[Required work]
The answer must be an exact copy of every record.

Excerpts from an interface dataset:
▼
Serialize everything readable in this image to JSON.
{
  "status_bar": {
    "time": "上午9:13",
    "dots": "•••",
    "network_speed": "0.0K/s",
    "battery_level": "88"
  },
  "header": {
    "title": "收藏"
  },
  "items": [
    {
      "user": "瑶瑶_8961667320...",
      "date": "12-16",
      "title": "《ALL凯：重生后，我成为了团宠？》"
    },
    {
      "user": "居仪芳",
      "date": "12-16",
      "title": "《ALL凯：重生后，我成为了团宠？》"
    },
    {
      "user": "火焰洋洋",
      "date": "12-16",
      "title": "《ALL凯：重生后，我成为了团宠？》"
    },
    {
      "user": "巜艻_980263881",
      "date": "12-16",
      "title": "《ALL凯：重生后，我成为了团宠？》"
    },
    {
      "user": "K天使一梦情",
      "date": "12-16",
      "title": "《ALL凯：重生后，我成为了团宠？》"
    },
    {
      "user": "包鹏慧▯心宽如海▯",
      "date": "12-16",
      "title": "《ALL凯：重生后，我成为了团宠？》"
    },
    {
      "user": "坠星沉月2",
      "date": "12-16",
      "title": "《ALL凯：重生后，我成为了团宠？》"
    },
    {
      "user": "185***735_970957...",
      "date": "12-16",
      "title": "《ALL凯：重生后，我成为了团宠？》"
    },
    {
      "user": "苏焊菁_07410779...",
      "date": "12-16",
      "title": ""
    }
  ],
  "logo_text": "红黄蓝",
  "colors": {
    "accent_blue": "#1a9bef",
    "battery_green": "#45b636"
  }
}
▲
[Exercise response]
Serialize everything readable in this image to JSON.
{
  "status_bar": {
    "time": "上午9:13",
    "dots": "•••",
    "network_speed": "0.0K/s",
    "battery_level": "88"
  },
  "header": {
    "title": "收藏"
  },
  "items": [
    {
      "user": "瑶瑶_8961667320...",
      "date": "12-16",
      "title": "《ALL凯：重生后，我成为了团宠？》"
    },
    {
      "user": "居仪芳",
      "date": "12-16",
      "title": "《ALL凯：重生后，我成为了团宠？》"
    },
    {
      "user": "火焰洋洋",
      "date": "12-16",
      "title": "《ALL凯：重生后，我成为了团宠？》"
    },
    {
      "user": "巜艻_980263881",
      "date": "12-16",
      "title": "《ALL凯：重生后，我成为了团宠？》"
    },
    {
      "user": "K天使一梦情",
      "date": "12-16",
      "title": "《ALL凯：重生后，我成为了团宠？》"
    },
    {
      "user": "包鹏慧▯心宽如海▯",
      "date": "12-16",
      "title": "《ALL凯：重生后，我成为了团宠？》"
    },
    {
      "user": "坠星沉月2",
      "date": "12-16",
      "title": "《ALL凯：重生后，我成为了团宠？》"
    },
    {
      "user": "185***735_970957...",
      "date": "12-16",
      "title": "《ALL凯：重生后，我成为了团宠？》"
    },
    {
      "user": "苏焊菁_07410779...",
      "date": "12-16",
      "title": ""
    }
  ],
  "logo_text": "红黄蓝",
  "colors": {
    "accent_blue": "#1a9bef",
    "battery_green": "#45b636"
  }
}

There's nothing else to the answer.